══ Extracted data

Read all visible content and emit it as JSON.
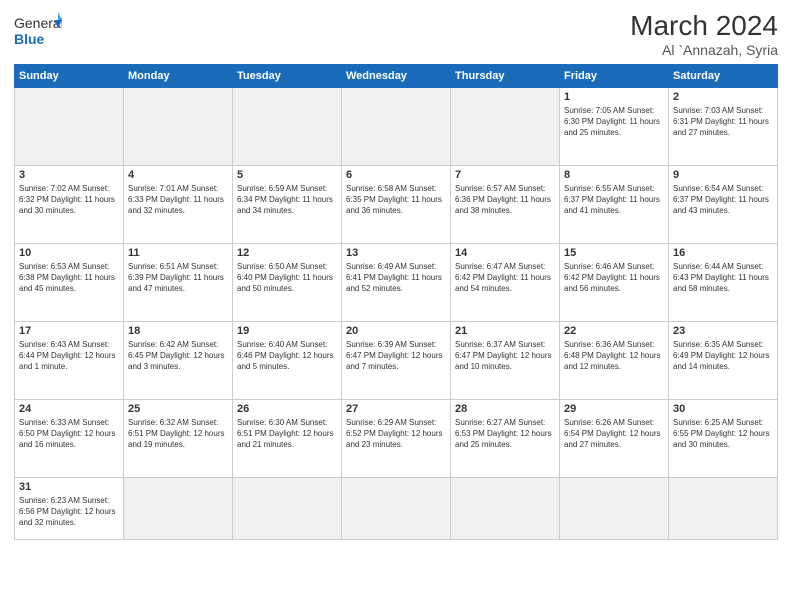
{
  "logo": {
    "text_general": "General",
    "text_blue": "Blue"
  },
  "title": "March 2024",
  "subtitle": "Al `Annazah, Syria",
  "weekdays": [
    "Sunday",
    "Monday",
    "Tuesday",
    "Wednesday",
    "Thursday",
    "Friday",
    "Saturday"
  ],
  "weeks": [
    [
      {
        "day": "",
        "info": ""
      },
      {
        "day": "",
        "info": ""
      },
      {
        "day": "",
        "info": ""
      },
      {
        "day": "",
        "info": ""
      },
      {
        "day": "",
        "info": ""
      },
      {
        "day": "1",
        "info": "Sunrise: 7:05 AM\nSunset: 6:30 PM\nDaylight: 11 hours and 25 minutes."
      },
      {
        "day": "2",
        "info": "Sunrise: 7:03 AM\nSunset: 6:31 PM\nDaylight: 11 hours and 27 minutes."
      }
    ],
    [
      {
        "day": "3",
        "info": "Sunrise: 7:02 AM\nSunset: 6:32 PM\nDaylight: 11 hours and 30 minutes."
      },
      {
        "day": "4",
        "info": "Sunrise: 7:01 AM\nSunset: 6:33 PM\nDaylight: 11 hours and 32 minutes."
      },
      {
        "day": "5",
        "info": "Sunrise: 6:59 AM\nSunset: 6:34 PM\nDaylight: 11 hours and 34 minutes."
      },
      {
        "day": "6",
        "info": "Sunrise: 6:58 AM\nSunset: 6:35 PM\nDaylight: 11 hours and 36 minutes."
      },
      {
        "day": "7",
        "info": "Sunrise: 6:57 AM\nSunset: 6:36 PM\nDaylight: 11 hours and 38 minutes."
      },
      {
        "day": "8",
        "info": "Sunrise: 6:55 AM\nSunset: 6:37 PM\nDaylight: 11 hours and 41 minutes."
      },
      {
        "day": "9",
        "info": "Sunrise: 6:54 AM\nSunset: 6:37 PM\nDaylight: 11 hours and 43 minutes."
      }
    ],
    [
      {
        "day": "10",
        "info": "Sunrise: 6:53 AM\nSunset: 6:38 PM\nDaylight: 11 hours and 45 minutes."
      },
      {
        "day": "11",
        "info": "Sunrise: 6:51 AM\nSunset: 6:39 PM\nDaylight: 11 hours and 47 minutes."
      },
      {
        "day": "12",
        "info": "Sunrise: 6:50 AM\nSunset: 6:40 PM\nDaylight: 11 hours and 50 minutes."
      },
      {
        "day": "13",
        "info": "Sunrise: 6:49 AM\nSunset: 6:41 PM\nDaylight: 11 hours and 52 minutes."
      },
      {
        "day": "14",
        "info": "Sunrise: 6:47 AM\nSunset: 6:42 PM\nDaylight: 11 hours and 54 minutes."
      },
      {
        "day": "15",
        "info": "Sunrise: 6:46 AM\nSunset: 6:42 PM\nDaylight: 11 hours and 56 minutes."
      },
      {
        "day": "16",
        "info": "Sunrise: 6:44 AM\nSunset: 6:43 PM\nDaylight: 11 hours and 58 minutes."
      }
    ],
    [
      {
        "day": "17",
        "info": "Sunrise: 6:43 AM\nSunset: 6:44 PM\nDaylight: 12 hours and 1 minute."
      },
      {
        "day": "18",
        "info": "Sunrise: 6:42 AM\nSunset: 6:45 PM\nDaylight: 12 hours and 3 minutes."
      },
      {
        "day": "19",
        "info": "Sunrise: 6:40 AM\nSunset: 6:46 PM\nDaylight: 12 hours and 5 minutes."
      },
      {
        "day": "20",
        "info": "Sunrise: 6:39 AM\nSunset: 6:47 PM\nDaylight: 12 hours and 7 minutes."
      },
      {
        "day": "21",
        "info": "Sunrise: 6:37 AM\nSunset: 6:47 PM\nDaylight: 12 hours and 10 minutes."
      },
      {
        "day": "22",
        "info": "Sunrise: 6:36 AM\nSunset: 6:48 PM\nDaylight: 12 hours and 12 minutes."
      },
      {
        "day": "23",
        "info": "Sunrise: 6:35 AM\nSunset: 6:49 PM\nDaylight: 12 hours and 14 minutes."
      }
    ],
    [
      {
        "day": "24",
        "info": "Sunrise: 6:33 AM\nSunset: 6:50 PM\nDaylight: 12 hours and 16 minutes."
      },
      {
        "day": "25",
        "info": "Sunrise: 6:32 AM\nSunset: 6:51 PM\nDaylight: 12 hours and 19 minutes."
      },
      {
        "day": "26",
        "info": "Sunrise: 6:30 AM\nSunset: 6:51 PM\nDaylight: 12 hours and 21 minutes."
      },
      {
        "day": "27",
        "info": "Sunrise: 6:29 AM\nSunset: 6:52 PM\nDaylight: 12 hours and 23 minutes."
      },
      {
        "day": "28",
        "info": "Sunrise: 6:27 AM\nSunset: 6:53 PM\nDaylight: 12 hours and 25 minutes."
      },
      {
        "day": "29",
        "info": "Sunrise: 6:26 AM\nSunset: 6:54 PM\nDaylight: 12 hours and 27 minutes."
      },
      {
        "day": "30",
        "info": "Sunrise: 6:25 AM\nSunset: 6:55 PM\nDaylight: 12 hours and 30 minutes."
      }
    ],
    [
      {
        "day": "31",
        "info": "Sunrise: 6:23 AM\nSunset: 6:56 PM\nDaylight: 12 hours and 32 minutes."
      },
      {
        "day": "",
        "info": ""
      },
      {
        "day": "",
        "info": ""
      },
      {
        "day": "",
        "info": ""
      },
      {
        "day": "",
        "info": ""
      },
      {
        "day": "",
        "info": ""
      },
      {
        "day": "",
        "info": ""
      }
    ]
  ]
}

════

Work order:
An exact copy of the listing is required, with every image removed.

Response to the exercise:
Read all visible content and emit it as JSON.
{
  "logo": {
    "text_general": "General",
    "text_blue": "Blue"
  },
  "title": "March 2024",
  "subtitle": "Al `Annazah, Syria",
  "weekdays": [
    "Sunday",
    "Monday",
    "Tuesday",
    "Wednesday",
    "Thursday",
    "Friday",
    "Saturday"
  ],
  "weeks": [
    [
      {
        "day": "",
        "info": ""
      },
      {
        "day": "",
        "info": ""
      },
      {
        "day": "",
        "info": ""
      },
      {
        "day": "",
        "info": ""
      },
      {
        "day": "",
        "info": ""
      },
      {
        "day": "1",
        "info": "Sunrise: 7:05 AM\nSunset: 6:30 PM\nDaylight: 11 hours and 25 minutes."
      },
      {
        "day": "2",
        "info": "Sunrise: 7:03 AM\nSunset: 6:31 PM\nDaylight: 11 hours and 27 minutes."
      }
    ],
    [
      {
        "day": "3",
        "info": "Sunrise: 7:02 AM\nSunset: 6:32 PM\nDaylight: 11 hours and 30 minutes."
      },
      {
        "day": "4",
        "info": "Sunrise: 7:01 AM\nSunset: 6:33 PM\nDaylight: 11 hours and 32 minutes."
      },
      {
        "day": "5",
        "info": "Sunrise: 6:59 AM\nSunset: 6:34 PM\nDaylight: 11 hours and 34 minutes."
      },
      {
        "day": "6",
        "info": "Sunrise: 6:58 AM\nSunset: 6:35 PM\nDaylight: 11 hours and 36 minutes."
      },
      {
        "day": "7",
        "info": "Sunrise: 6:57 AM\nSunset: 6:36 PM\nDaylight: 11 hours and 38 minutes."
      },
      {
        "day": "8",
        "info": "Sunrise: 6:55 AM\nSunset: 6:37 PM\nDaylight: 11 hours and 41 minutes."
      },
      {
        "day": "9",
        "info": "Sunrise: 6:54 AM\nSunset: 6:37 PM\nDaylight: 11 hours and 43 minutes."
      }
    ],
    [
      {
        "day": "10",
        "info": "Sunrise: 6:53 AM\nSunset: 6:38 PM\nDaylight: 11 hours and 45 minutes."
      },
      {
        "day": "11",
        "info": "Sunrise: 6:51 AM\nSunset: 6:39 PM\nDaylight: 11 hours and 47 minutes."
      },
      {
        "day": "12",
        "info": "Sunrise: 6:50 AM\nSunset: 6:40 PM\nDaylight: 11 hours and 50 minutes."
      },
      {
        "day": "13",
        "info": "Sunrise: 6:49 AM\nSunset: 6:41 PM\nDaylight: 11 hours and 52 minutes."
      },
      {
        "day": "14",
        "info": "Sunrise: 6:47 AM\nSunset: 6:42 PM\nDaylight: 11 hours and 54 minutes."
      },
      {
        "day": "15",
        "info": "Sunrise: 6:46 AM\nSunset: 6:42 PM\nDaylight: 11 hours and 56 minutes."
      },
      {
        "day": "16",
        "info": "Sunrise: 6:44 AM\nSunset: 6:43 PM\nDaylight: 11 hours and 58 minutes."
      }
    ],
    [
      {
        "day": "17",
        "info": "Sunrise: 6:43 AM\nSunset: 6:44 PM\nDaylight: 12 hours and 1 minute."
      },
      {
        "day": "18",
        "info": "Sunrise: 6:42 AM\nSunset: 6:45 PM\nDaylight: 12 hours and 3 minutes."
      },
      {
        "day": "19",
        "info": "Sunrise: 6:40 AM\nSunset: 6:46 PM\nDaylight: 12 hours and 5 minutes."
      },
      {
        "day": "20",
        "info": "Sunrise: 6:39 AM\nSunset: 6:47 PM\nDaylight: 12 hours and 7 minutes."
      },
      {
        "day": "21",
        "info": "Sunrise: 6:37 AM\nSunset: 6:47 PM\nDaylight: 12 hours and 10 minutes."
      },
      {
        "day": "22",
        "info": "Sunrise: 6:36 AM\nSunset: 6:48 PM\nDaylight: 12 hours and 12 minutes."
      },
      {
        "day": "23",
        "info": "Sunrise: 6:35 AM\nSunset: 6:49 PM\nDaylight: 12 hours and 14 minutes."
      }
    ],
    [
      {
        "day": "24",
        "info": "Sunrise: 6:33 AM\nSunset: 6:50 PM\nDaylight: 12 hours and 16 minutes."
      },
      {
        "day": "25",
        "info": "Sunrise: 6:32 AM\nSunset: 6:51 PM\nDaylight: 12 hours and 19 minutes."
      },
      {
        "day": "26",
        "info": "Sunrise: 6:30 AM\nSunset: 6:51 PM\nDaylight: 12 hours and 21 minutes."
      },
      {
        "day": "27",
        "info": "Sunrise: 6:29 AM\nSunset: 6:52 PM\nDaylight: 12 hours and 23 minutes."
      },
      {
        "day": "28",
        "info": "Sunrise: 6:27 AM\nSunset: 6:53 PM\nDaylight: 12 hours and 25 minutes."
      },
      {
        "day": "29",
        "info": "Sunrise: 6:26 AM\nSunset: 6:54 PM\nDaylight: 12 hours and 27 minutes."
      },
      {
        "day": "30",
        "info": "Sunrise: 6:25 AM\nSunset: 6:55 PM\nDaylight: 12 hours and 30 minutes."
      }
    ],
    [
      {
        "day": "31",
        "info": "Sunrise: 6:23 AM\nSunset: 6:56 PM\nDaylight: 12 hours and 32 minutes."
      },
      {
        "day": "",
        "info": ""
      },
      {
        "day": "",
        "info": ""
      },
      {
        "day": "",
        "info": ""
      },
      {
        "day": "",
        "info": ""
      },
      {
        "day": "",
        "info": ""
      },
      {
        "day": "",
        "info": ""
      }
    ]
  ]
}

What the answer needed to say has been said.